Then this one again, another mirror image, and this mirror image is not just before and after and thematic, but it's also directional. A mist came up from the earth to the heavens - came up, what does that remind you of? Water vapor coming up from the earth to the heavens to water the earth sort of benevolently and foster new life. Again, both directional and thematic opposites. Well there was stuff coming down - there's heavens and earth in both of these, except over here there's this water vapor coming up from the earth very gently and over here there's torrential rain coming down not very gently at all, from the heavens to the earth, to flood the earth and destroy all life. So over here, whereas the idea is this is going to help foster a new life, this rain, over here this rain is destroying new life.
So we actually have the generations over here really do remind us very, very significantly of the generations over here, in a very mirror image kind of way.
Okay, so now what does this mean? What does this suggest to us? What I want to suggest is that if you think about what this does in the story - again, think about context, what's happening over here in the story of creation? Well what's happening is that these phrases over here, this first verse or two or three, is basically creating a setting. It is creating a context or a setting for a story that's going to happen. Any time you tell a story, first you set the setting, once upon a time in land far, far away, and then there's actually the action, there's what happens. Well we're about to get to the action, what's going to happen. What's going to happen actually is - well we're about to hear about the creation of man again, and then after that we're about to hear about the whole story of the Garden of Eden with the tree of knowledge.
So the really interesting thing is that if this is a setting for a story like the creation of man, and the tree of knowledge, is this also some kind of setting for a similar kind of story? In other words, do these parallels continue? Are we about to hear a story over here, after the rainbow, that we're now getting the setting for, that's going to remind us or be kind of a reflection of the story of creation of man and of the tree of knowledge? That would really be kind of interesting, wouldn't it?
So why don't you explore that? Keep on reading in the story of creation, keep on reading in the story of re-creation, see if you think that's so. Let's come back and explore that together.
1. The Generations of Heaven and Earth
2. Before the Rain and After the Flood
3. Splitting the Garden
4. Generations of What?
5. Of Rivers and Nations
6. The Vineyard, Introduced
7. God Begins; Noah Begins
8. The Vineyard and the Garden
9. Conflict of Interest
10. Two Hands at the Piano
11. What Cham Did
12. Why Cham Did It
13. The Vineyard's Center
14. What You Know Might Hurt You
15. Why the Drunk Walks the Line

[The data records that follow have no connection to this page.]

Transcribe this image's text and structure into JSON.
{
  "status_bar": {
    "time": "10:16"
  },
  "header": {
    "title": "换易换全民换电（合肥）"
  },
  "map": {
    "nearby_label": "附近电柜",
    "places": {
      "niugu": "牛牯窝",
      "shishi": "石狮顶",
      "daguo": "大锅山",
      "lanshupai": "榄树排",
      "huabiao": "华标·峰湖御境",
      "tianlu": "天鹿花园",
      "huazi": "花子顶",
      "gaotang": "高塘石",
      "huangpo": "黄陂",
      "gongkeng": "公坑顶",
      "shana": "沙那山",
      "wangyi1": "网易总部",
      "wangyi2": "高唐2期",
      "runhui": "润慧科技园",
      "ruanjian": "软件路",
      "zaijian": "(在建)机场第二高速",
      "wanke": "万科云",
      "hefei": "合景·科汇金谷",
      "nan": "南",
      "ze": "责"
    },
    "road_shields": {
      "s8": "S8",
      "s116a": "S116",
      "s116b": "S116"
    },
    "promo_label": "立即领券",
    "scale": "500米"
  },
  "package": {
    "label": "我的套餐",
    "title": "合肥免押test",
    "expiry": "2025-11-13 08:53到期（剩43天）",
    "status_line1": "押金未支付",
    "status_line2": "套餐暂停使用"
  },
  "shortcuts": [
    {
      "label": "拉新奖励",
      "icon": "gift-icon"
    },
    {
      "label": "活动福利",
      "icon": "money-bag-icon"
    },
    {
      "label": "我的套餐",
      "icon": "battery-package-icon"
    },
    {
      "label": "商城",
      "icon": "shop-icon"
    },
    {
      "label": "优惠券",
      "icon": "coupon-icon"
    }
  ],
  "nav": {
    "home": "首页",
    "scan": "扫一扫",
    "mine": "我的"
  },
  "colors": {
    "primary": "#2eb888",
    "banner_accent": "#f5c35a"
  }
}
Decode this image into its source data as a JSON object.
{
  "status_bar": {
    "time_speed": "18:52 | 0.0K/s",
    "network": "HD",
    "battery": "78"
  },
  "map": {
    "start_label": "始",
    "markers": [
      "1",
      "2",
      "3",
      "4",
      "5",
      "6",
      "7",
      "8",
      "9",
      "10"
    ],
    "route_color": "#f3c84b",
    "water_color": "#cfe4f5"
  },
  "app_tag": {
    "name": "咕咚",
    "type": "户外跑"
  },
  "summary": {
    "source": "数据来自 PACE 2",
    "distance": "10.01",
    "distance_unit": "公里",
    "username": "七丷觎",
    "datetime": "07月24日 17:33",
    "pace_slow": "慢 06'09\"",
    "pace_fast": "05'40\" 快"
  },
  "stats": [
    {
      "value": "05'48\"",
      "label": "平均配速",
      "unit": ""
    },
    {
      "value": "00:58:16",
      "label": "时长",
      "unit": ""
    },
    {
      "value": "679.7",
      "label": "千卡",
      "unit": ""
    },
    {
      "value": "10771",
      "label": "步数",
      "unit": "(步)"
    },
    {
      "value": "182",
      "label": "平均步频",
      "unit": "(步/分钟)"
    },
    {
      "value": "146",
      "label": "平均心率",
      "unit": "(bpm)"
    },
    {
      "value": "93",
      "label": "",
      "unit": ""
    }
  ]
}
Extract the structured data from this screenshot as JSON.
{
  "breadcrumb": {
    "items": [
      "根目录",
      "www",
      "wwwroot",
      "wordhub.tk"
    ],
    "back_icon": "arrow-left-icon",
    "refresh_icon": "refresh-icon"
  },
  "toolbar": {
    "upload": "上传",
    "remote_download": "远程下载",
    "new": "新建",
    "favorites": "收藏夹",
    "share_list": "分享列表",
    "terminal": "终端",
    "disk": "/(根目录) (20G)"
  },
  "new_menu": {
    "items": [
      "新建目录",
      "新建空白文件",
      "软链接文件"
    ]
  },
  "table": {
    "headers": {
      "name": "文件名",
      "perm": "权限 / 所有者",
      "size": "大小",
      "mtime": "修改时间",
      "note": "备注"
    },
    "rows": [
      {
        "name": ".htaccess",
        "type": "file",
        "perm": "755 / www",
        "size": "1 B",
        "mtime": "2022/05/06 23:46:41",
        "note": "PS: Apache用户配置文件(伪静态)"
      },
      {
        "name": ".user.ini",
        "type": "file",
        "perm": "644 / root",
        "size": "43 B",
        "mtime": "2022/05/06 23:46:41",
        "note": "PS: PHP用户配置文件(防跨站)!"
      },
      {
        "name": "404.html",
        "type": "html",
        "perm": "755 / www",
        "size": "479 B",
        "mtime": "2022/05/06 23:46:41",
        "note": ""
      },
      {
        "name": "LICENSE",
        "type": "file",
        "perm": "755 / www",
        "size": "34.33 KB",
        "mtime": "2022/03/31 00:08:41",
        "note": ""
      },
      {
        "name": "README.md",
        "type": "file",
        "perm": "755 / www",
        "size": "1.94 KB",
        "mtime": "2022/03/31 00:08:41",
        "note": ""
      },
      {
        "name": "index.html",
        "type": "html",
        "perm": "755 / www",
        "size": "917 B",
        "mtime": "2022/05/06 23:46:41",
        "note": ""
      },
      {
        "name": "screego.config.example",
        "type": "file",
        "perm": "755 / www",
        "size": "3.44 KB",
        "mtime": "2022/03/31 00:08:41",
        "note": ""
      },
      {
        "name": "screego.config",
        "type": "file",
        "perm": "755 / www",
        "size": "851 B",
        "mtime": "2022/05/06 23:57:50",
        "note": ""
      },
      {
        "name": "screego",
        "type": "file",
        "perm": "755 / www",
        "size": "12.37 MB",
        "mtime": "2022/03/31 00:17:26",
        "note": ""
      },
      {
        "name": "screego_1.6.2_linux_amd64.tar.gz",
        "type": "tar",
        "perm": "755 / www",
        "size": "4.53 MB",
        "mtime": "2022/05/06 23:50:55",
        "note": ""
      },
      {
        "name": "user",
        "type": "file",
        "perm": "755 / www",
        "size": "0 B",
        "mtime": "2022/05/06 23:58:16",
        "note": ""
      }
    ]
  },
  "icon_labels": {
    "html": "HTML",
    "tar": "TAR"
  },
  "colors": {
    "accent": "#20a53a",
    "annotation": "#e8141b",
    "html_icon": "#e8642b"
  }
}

16. The Big Picture
17. Chiasm in the Garden?
18. Chiasm in the Garden II
19. The Center of the Garden
20. The Mysteries of Imperfect Chiasms
Are you a day school educator?
We have many exciting opportunities.
Not now, just take me to the mobile website